- Natalia Lara is the voice of women’s football in Brazil
- She’s also broke ground by commentating on huge men’s matches
- Natalia recently undertook an uber-challenging test
“The ball is sent into the box,” said the commentator in her inimitably impassioned tones. “Crivelari gets it at the back post. She hits it first-time, side-footed… goooooooool for Corinthians!”
Natalia Lara was doing what she does habitually last November… with an inhabitual twist: she wasn’t even watching the action she was describing to thousands.
“It was crazy,” Natalia told FIFA.com. “It was Corinthians-Taubate in the Campeonato Paulista. There was torrential rain. We lost the transmission of the game for what turned out to be 15 minutes.
“I immediately messaged our reporter Mari [Pereira] and the Corinthians press officer Vinicius [Carrilho] and said, ‘If anything important happens, please tell me!’”
“I had to advise the watching public I had lost the picture, but I tried my best to keep them interested. I spoke about Corinthians, Taubate, the championship and anything else I could. Somehow we managed to maintain our audience of 5,000 watchers.
“Suddenly my phone went – two messages. Corinthians goal. I was going to just tell them Corinthians had scored, but I wanted them to feel it so I decided to narrate the goal to them. I commentated the description of Giovanna Crivelari’s goal.
“The audience knew I was commentating it blind, so they loved it. Then Gabi Nunes scored and I did the same thing. Fortunately it came off well! It was a real test.”
Employing intuition and an encyclopedic knowledge to pass that examination are two of the attributes that have catapulted Natalia to become the voice of women’s football in Brazil – and break ground. She was the first female to narrate prestigious men’s fixtures such as the Paulistao final, the Derby d'Italia and Der Klassiker – and she’s only 27.
“I have always loved football,” said Natalia. “The boys who I played with used to call me Formiga. I’m not sure if that was because of the quality of my football though! (laughs).
“I used to love Roberto Carlos, Ronaldo ‘Fenômeno’, Ronaldinho Gaucho. I was a striker – I loved scoring goals. My big dream was to become a footballer.
“When that didn’t work out, I wanted to work in sport in some way, but you’d only see men working in these positions.
“But I believed I could make it happen, I went after it and I realised, ‘Yes, I can do this’. I’m really happy I managed it because sport involves such passion and once you work in it, you don’t want to do anything else."
“I really value giving people listening the best possible experience. It involves hours and hours and hours of preparation. Not just the matches I work on, but the whole football world. I dedicate myself to studying everything.
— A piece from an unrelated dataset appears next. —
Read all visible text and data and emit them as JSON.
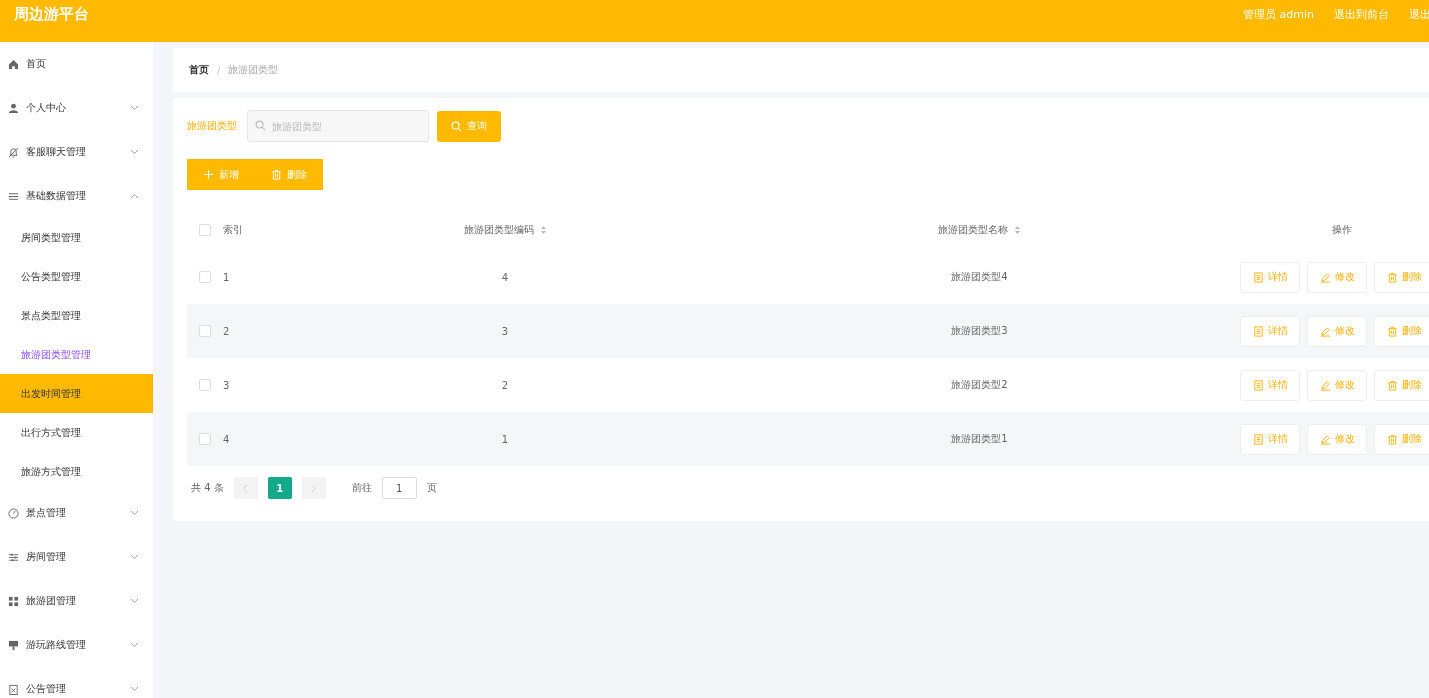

“I commentate the men’s Serie C matches, which I love. The fans of these clubs are exceptionally passionate. And I am the voice of women’s football, which I’m extremely passionate about. I always had a fire inside me to help women’s football grow.
“It's come on so much over the last few years. The 2019 Women’s World Cup was huge for its visibility. It really engrossed the public, the media and the interest has kept rolling.
“The 2019 Brasileiro Feminino was historic. We started showing live matches on Twitter, and other networks were showing games. It really took off on the internet. Corinthians started attracting huge crowds. I remember in the final there were queues and queues and queues at the Parque Sao Jorge to see the final.
“And from 2019 to 2020, the peak audience watching Brasileiro Feminino matches on Twitter has been four times more. The numbers have been staggering.
"The Paulista Feminino was also huge. We had four or five channels showing the final. And the Libertadores was shown. The quality of football was superb, and it was immensely competitive.
"The CBF has done a lot. Aline Pellegrino and Duda Luizelli were great appointments and are taking things to new levels. It’s got us all dreaming about the enormous potential of 2021.”
Natalia, whose infectious passion has indubitably aided women's football's popularity explosion in Brazil, has personal dreams, too.
“My dream in general is to see Brazilian football at the top once again,” she said. “It’s been a good while – 2002 – since the men’s team won the World Cup. The dream of Brazilians is to see them win that sixth world title in 2022. And I’d love to see women’s football keep growing and growing in Brazil the way it deserves to.
“My personal dream is to commentate on matches in the World Cup, Olympics, Champions League, Libertadores, Club World Cup. And to continue in 2021 being the voice of women’s football in Brazil, to try and make a difference to its success and to be a benchmark for others.”
“That was one of the most challenging blind auditions he could have chosen,” Adam Levine said of Jordan Smith taking on Chandelier by nine-time Grammy-nominated singer Sia on The Voice in 2015. The Harlan, Kentucky native’s song on the show went on to beat Hello by Adele to the number one spot on iTunes.
Having passed an indubitably more challenging blind audition, who would back against The Voice Brazil going no to realise all of her dreams?